_What is expected_
Repeat all of the records word for word, but skip any picture.

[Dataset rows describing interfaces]
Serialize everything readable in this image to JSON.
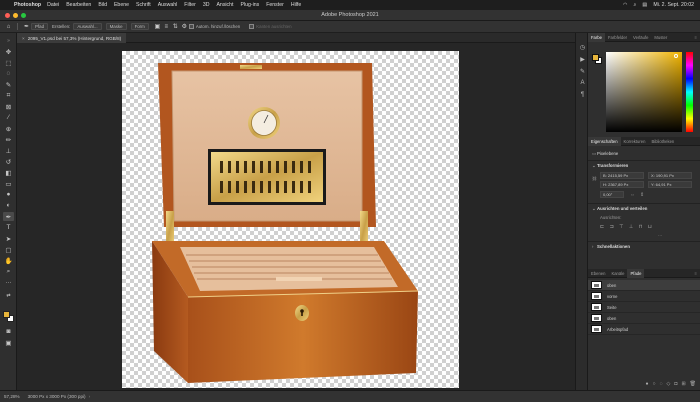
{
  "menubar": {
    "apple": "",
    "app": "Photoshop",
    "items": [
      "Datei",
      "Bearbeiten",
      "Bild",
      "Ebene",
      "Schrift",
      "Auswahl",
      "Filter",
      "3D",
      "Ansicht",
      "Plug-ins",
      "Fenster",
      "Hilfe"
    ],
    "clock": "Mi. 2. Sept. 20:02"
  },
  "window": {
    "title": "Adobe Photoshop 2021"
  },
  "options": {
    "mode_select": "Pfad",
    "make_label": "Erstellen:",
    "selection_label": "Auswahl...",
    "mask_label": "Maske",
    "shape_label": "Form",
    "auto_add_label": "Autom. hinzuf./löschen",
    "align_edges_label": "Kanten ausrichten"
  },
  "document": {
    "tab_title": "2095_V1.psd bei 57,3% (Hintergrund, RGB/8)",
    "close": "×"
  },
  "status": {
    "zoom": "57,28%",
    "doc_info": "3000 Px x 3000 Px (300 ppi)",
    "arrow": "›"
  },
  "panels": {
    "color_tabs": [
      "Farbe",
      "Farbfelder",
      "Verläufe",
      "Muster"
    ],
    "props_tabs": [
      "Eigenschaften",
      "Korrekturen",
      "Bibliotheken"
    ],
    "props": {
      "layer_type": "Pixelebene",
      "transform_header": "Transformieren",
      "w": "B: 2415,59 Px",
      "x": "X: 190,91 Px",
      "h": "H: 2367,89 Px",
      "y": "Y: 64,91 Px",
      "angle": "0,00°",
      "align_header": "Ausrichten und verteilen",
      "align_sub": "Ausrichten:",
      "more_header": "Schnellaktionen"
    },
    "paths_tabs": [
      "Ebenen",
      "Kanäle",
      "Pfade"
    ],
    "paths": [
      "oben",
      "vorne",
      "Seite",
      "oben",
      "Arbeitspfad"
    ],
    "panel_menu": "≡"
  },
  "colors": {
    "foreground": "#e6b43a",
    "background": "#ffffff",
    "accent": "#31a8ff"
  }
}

_Exercise output_
Serialize everything readable in this image to JSON.
{
  "menubar": {
    "apple": "",
    "app": "Photoshop",
    "items": [
      "Datei",
      "Bearbeiten",
      "Bild",
      "Ebene",
      "Schrift",
      "Auswahl",
      "Filter",
      "3D",
      "Ansicht",
      "Plug-ins",
      "Fenster",
      "Hilfe"
    ],
    "clock": "Mi. 2. Sept. 20:02"
  },
  "window": {
    "title": "Adobe Photoshop 2021"
  },
  "options": {
    "mode_select": "Pfad",
    "make_label": "Erstellen:",
    "selection_label": "Auswahl...",
    "mask_label": "Maske",
    "shape_label": "Form",
    "auto_add_label": "Autom. hinzuf./löschen",
    "align_edges_label": "Kanten ausrichten"
  },
  "document": {
    "tab_title": "2095_V1.psd bei 57,3% (Hintergrund, RGB/8)",
    "close": "×"
  },
  "status": {
    "zoom": "57,28%",
    "doc_info": "3000 Px x 3000 Px (300 ppi)",
    "arrow": "›"
  },
  "panels": {
    "color_tabs": [
      "Farbe",
      "Farbfelder",
      "Verläufe",
      "Muster"
    ],
    "props_tabs": [
      "Eigenschaften",
      "Korrekturen",
      "Bibliotheken"
    ],
    "props": {
      "layer_type": "Pixelebene",
      "transform_header": "Transformieren",
      "w": "B: 2415,59 Px",
      "x": "X: 190,91 Px",
      "h": "H: 2367,89 Px",
      "y": "Y: 64,91 Px",
      "angle": "0,00°",
      "align_header": "Ausrichten und verteilen",
      "align_sub": "Ausrichten:",
      "more_header": "Schnellaktionen"
    },
    "paths_tabs": [
      "Ebenen",
      "Kanäle",
      "Pfade"
    ],
    "paths": [
      "oben",
      "vorne",
      "Seite",
      "oben",
      "Arbeitspfad"
    ],
    "panel_menu": "≡"
  },
  "colors": {
    "foreground": "#e6b43a",
    "background": "#ffffff",
    "accent": "#31a8ff"
  }
}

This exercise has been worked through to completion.